Every line holding "icon" should be copied from the records below.

> Page and application data records:
--
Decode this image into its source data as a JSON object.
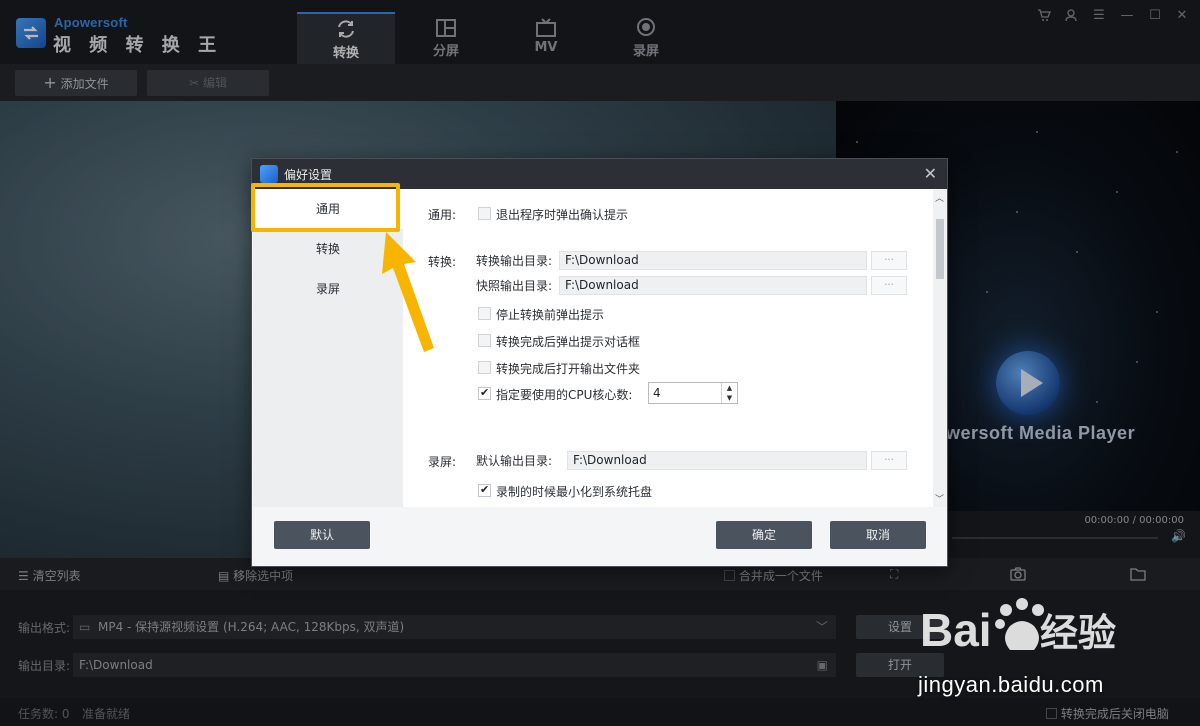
{
  "app": {
    "brand_en": "Apowersoft",
    "brand_cn": "视 频 转 换 王"
  },
  "nav": [
    {
      "label": "转换",
      "icon": "refresh-icon",
      "active": true
    },
    {
      "label": "分屏",
      "icon": "split-screen-icon"
    },
    {
      "label": "MV",
      "icon": "tv-icon"
    },
    {
      "label": "录屏",
      "icon": "record-icon"
    }
  ],
  "toolbar": {
    "add_file": "添加文件",
    "edit": "编辑"
  },
  "player": {
    "title": "wersoft Media Player",
    "time": "00:00:00 / 00:00:00"
  },
  "listbar": {
    "clear": "清空列表",
    "remove": "移除选中项",
    "merge": "合并成一个文件"
  },
  "output": {
    "format_label": "输出格式:",
    "format_value": "MP4 - 保持源视频设置 (H.264; AAC, 128Kbps, 双声道)",
    "settings_btn": "设置",
    "dir_label": "输出目录:",
    "dir_value": "F:\\Download",
    "open_btn": "打开"
  },
  "statusbar": {
    "tasks": "任务数: 0",
    "ready": "准备就绪",
    "shutdown": "转换完成后关闭电脑"
  },
  "dialog": {
    "title": "偏好设置",
    "sidebar": [
      "通用",
      "转换",
      "录屏"
    ],
    "general": {
      "label": "通用:",
      "exit_confirm": "退出程序时弹出确认提示"
    },
    "convert": {
      "label": "转换:",
      "output_dir_label": "转换输出目录:",
      "output_dir": "F:\\Download",
      "snapshot_dir_label": "快照输出目录:",
      "snapshot_dir": "F:\\Download",
      "stop_prompt": "停止转换前弹出提示",
      "done_prompt": "转换完成后弹出提示对话框",
      "open_folder": "转换完成后打开输出文件夹",
      "cpu_label": "指定要使用的CPU核心数:",
      "cpu_value": "4"
    },
    "record": {
      "label": "录屏:",
      "output_dir_label": "默认输出目录:",
      "output_dir": "F:\\Download",
      "minimize": "录制的时候最小化到系统托盘"
    },
    "browse": "···",
    "default_btn": "默认",
    "ok_btn": "确定",
    "cancel_btn": "取消"
  },
  "watermark": {
    "url": "jingyan.baidu.com"
  },
  "colors": {
    "accent": "#3d8ee8",
    "highlight": "#f7b500"
  }
}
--
> ANSWER SECTION:
      "icon": "refresh-icon",
      "icon": "split-screen-icon"
      "icon": "tv-icon"
      "icon": "record-icon"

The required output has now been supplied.